Ramsay's rich run leads Caledonian charge as Monty stays positive

Click to follow
The Independent Online

Yet, after a 68, it is the 25-year-old amateur who lives at home with Mum and Dad, Ann and Dave, 12 miles away across the Tay in Carnoustie, who leads the Caledonian charge.

It was some riposte after Ramsay missed out on selection for Britain's Walker Cup side.

Ramsay, who won the Australian Amateur Championships this year, also leads the race for the silver medal awarded to the leading amateur. The man who led qualifying at Leven Links played in company with the Ryder Cup combatant Chris Riley of America and Spain's Ignacio Garrido.

Ramsay started nervously, with bogey fives at the second and fourth, three-putting on both occasions, but then embarked on a rich sequence, recording five consecutive threes from the sixth to the 10th. In addition, he finished the job well with birdies at three of the last five holes.

When asked to compare yesterday's galleries with those at the regionals at Renfrew, Ramsay came up with possibly his best stroke of the day. "A little different," he said. "There was no one at Renfrew."
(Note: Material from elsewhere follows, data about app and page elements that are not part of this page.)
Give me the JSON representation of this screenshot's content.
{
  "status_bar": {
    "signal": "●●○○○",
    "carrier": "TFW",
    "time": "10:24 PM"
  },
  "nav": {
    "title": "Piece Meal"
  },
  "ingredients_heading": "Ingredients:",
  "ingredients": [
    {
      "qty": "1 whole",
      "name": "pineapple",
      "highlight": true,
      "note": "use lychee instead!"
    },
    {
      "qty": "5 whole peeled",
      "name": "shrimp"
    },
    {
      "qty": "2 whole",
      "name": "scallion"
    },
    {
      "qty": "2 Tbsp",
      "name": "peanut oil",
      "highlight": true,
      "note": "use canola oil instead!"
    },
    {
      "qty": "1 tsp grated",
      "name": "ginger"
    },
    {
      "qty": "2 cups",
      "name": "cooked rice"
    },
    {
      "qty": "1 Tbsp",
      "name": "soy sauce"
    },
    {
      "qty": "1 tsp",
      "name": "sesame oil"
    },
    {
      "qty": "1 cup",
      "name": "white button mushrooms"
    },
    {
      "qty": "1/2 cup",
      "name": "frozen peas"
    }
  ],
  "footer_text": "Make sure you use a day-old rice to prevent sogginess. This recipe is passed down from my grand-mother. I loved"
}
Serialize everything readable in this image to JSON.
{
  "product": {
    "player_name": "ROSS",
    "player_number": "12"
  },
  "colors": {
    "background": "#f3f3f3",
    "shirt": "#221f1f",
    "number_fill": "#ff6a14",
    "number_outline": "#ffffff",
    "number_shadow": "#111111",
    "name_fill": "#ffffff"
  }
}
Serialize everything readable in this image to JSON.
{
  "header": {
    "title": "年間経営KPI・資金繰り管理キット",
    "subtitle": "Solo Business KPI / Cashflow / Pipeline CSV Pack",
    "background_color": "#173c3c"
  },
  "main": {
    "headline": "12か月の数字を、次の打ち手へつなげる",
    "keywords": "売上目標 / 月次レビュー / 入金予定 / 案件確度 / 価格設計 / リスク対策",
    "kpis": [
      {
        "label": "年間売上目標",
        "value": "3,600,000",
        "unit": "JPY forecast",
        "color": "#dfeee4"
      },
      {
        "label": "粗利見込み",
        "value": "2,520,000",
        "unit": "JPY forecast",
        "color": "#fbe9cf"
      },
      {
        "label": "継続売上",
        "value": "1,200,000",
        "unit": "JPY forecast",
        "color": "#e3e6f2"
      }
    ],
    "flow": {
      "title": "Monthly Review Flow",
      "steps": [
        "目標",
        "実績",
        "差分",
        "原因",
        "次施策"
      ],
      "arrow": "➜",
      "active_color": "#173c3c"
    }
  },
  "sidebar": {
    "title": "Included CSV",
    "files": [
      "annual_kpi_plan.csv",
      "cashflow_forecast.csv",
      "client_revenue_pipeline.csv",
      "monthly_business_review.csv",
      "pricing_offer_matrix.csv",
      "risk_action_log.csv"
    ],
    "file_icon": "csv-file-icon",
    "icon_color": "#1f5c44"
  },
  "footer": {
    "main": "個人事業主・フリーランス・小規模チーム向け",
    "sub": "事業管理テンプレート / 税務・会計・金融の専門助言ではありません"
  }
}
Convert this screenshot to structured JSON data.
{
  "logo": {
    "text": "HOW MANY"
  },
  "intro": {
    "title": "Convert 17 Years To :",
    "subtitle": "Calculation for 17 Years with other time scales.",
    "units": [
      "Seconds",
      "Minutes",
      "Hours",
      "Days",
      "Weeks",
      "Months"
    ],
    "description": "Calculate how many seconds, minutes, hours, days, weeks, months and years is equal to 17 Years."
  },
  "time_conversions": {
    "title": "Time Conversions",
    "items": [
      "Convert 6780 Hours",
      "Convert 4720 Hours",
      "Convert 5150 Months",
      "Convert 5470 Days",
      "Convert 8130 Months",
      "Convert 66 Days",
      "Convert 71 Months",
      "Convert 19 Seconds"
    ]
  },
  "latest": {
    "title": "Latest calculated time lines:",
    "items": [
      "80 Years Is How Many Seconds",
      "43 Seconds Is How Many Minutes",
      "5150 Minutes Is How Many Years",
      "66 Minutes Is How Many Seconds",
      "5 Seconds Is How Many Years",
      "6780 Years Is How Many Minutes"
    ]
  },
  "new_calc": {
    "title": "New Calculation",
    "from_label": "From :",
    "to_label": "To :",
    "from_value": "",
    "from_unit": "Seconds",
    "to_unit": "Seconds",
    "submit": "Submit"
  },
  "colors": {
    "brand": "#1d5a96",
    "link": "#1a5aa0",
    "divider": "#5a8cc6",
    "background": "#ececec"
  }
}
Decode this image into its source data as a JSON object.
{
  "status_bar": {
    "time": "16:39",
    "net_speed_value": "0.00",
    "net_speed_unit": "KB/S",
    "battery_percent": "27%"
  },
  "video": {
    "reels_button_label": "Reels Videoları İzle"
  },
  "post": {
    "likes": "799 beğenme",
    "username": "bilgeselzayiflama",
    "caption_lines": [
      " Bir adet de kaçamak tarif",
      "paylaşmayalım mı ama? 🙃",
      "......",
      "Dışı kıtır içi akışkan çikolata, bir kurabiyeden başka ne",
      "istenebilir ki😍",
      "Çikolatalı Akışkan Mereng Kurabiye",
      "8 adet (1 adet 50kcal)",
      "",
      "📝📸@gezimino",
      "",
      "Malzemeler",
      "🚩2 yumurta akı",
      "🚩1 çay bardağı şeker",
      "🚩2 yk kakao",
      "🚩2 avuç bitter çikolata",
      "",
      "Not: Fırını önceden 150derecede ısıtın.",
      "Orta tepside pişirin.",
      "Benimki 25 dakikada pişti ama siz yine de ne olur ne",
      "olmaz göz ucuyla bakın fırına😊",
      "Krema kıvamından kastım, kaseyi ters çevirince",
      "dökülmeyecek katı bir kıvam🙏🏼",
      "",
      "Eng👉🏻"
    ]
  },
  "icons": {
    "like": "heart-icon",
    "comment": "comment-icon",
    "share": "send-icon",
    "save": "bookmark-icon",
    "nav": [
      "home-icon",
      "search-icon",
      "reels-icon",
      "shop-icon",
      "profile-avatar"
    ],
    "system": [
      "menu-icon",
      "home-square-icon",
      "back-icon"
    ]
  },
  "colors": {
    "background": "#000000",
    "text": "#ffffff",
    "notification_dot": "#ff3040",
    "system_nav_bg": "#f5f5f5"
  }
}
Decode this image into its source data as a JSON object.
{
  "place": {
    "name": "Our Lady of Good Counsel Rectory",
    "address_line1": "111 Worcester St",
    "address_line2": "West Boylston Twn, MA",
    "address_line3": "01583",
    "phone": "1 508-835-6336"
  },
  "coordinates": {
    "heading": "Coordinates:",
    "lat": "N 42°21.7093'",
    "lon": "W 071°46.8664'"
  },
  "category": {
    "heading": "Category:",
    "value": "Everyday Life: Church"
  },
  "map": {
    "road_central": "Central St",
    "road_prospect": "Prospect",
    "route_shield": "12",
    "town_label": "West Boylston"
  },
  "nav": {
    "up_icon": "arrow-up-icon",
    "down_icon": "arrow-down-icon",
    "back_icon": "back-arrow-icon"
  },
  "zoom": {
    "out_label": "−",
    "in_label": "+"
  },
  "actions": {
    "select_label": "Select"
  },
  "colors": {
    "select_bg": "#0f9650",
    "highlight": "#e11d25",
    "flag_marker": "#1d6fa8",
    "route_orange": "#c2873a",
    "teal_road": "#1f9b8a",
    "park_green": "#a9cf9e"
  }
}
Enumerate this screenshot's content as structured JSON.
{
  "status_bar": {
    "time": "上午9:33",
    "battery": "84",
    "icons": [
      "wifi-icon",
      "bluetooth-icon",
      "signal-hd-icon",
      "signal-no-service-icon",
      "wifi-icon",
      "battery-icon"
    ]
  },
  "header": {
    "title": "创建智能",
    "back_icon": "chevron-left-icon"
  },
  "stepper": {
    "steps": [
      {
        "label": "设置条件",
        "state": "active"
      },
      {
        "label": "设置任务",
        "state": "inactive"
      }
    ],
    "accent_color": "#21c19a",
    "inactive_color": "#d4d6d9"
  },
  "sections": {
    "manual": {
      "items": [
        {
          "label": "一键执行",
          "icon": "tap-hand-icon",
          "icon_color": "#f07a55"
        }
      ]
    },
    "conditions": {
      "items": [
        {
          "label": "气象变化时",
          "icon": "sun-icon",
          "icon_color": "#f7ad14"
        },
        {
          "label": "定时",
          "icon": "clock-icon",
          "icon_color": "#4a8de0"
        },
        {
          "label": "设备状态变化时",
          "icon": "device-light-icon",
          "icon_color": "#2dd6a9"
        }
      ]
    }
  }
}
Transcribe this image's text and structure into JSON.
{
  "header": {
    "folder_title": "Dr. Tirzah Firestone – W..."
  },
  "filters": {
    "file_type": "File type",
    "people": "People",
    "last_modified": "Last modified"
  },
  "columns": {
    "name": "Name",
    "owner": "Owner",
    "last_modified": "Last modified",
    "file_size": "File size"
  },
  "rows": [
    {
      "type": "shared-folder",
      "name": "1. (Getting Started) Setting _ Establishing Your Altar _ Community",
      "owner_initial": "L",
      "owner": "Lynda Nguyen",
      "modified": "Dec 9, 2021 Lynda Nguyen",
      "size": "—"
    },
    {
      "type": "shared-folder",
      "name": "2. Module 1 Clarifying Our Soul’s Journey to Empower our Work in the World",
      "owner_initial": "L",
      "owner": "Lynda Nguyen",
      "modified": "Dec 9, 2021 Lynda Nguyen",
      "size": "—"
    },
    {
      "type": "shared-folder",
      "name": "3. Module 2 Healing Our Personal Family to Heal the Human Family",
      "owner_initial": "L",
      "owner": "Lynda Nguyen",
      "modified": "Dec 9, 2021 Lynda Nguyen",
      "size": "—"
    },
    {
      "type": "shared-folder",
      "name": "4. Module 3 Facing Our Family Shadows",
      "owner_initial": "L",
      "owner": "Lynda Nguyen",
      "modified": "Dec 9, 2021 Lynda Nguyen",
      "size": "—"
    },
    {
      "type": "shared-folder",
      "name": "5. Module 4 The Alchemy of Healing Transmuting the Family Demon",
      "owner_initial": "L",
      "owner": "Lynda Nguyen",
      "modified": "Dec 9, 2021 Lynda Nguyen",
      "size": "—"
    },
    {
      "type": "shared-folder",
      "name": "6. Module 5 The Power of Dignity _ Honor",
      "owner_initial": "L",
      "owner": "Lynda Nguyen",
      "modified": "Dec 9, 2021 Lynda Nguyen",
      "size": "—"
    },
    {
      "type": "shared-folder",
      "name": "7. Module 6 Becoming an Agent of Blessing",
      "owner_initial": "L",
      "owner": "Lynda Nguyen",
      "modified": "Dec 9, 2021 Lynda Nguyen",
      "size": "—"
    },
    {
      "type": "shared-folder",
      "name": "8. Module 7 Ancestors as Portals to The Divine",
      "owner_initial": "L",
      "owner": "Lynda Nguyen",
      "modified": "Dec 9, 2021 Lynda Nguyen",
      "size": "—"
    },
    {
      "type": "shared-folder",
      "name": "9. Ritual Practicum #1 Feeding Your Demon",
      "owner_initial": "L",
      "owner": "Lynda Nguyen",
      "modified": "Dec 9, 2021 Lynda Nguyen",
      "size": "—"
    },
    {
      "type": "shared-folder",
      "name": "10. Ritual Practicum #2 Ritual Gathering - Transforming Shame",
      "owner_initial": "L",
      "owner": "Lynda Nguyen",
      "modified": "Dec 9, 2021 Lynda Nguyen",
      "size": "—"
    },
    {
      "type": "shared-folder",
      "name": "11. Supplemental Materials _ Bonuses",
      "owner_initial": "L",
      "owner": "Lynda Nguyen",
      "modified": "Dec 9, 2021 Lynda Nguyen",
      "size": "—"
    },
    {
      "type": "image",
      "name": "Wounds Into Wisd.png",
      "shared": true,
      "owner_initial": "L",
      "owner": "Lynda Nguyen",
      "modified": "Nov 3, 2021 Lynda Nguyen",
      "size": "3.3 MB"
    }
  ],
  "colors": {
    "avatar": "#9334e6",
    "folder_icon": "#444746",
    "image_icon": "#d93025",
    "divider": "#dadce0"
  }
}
Montgomerie lies three strokes further back following a hard-working retrieval mission. Immediate combustion looked a likely option for Monty when he thrashed his very first shot into the Swilken Burn. He had never visited this particular bad place before.

"God Almighty. It's the first time I've ever done that in 20 years of playing here," Montgomerie said. "The first time I've ever missed the fairway. It just got a big old bounce and ran out of room. It's an awful start to have a five at a hole which is a three and three-quarter hole."

In the circumstances, Montgomerie was rather cheered by a 71. "It's not a disaster," he said. "I've got a couple of things to work on for tomorrow. A couple of early birdies and suddenly you're three-under and can get going in a positive way."

To listen to Monty though was to hear from a man who almost seemed to be playing for second place already. "It's ominous who's on top of the board [Woods]," he said.

"Ominous. If there's a course built for him it's this one. He won by eight shots last time here and who says he won't do the same again?"

Lawrie, the last Scot, indeed the last European to win the Open championship when victorious at Carnoustie in 1999, shot a level-par 72, while Lyle rather soiled a decent round by taking seven at the Road Hole.

He was level par to that point, but a birdie at the last brought him back to a two-over 74.

"I hit a terrible tee shot and lost it to the right," Lyle said. "I was trying to keep it tight right because of where the pin was and hit a bad shot out of bounds.

"I hit my fourth shot onto the 18th tee, which is not too bad from there, and chipped to three feet and missed the putt. So that was a quick seven. Other than that I played OK.

"Obviously the course is longer, but it's playing shorter because of the run on the fairways. I would have hoped to be around the 70 mark and I was on track for most of the day but I couldn't buy birdie putts."

Comments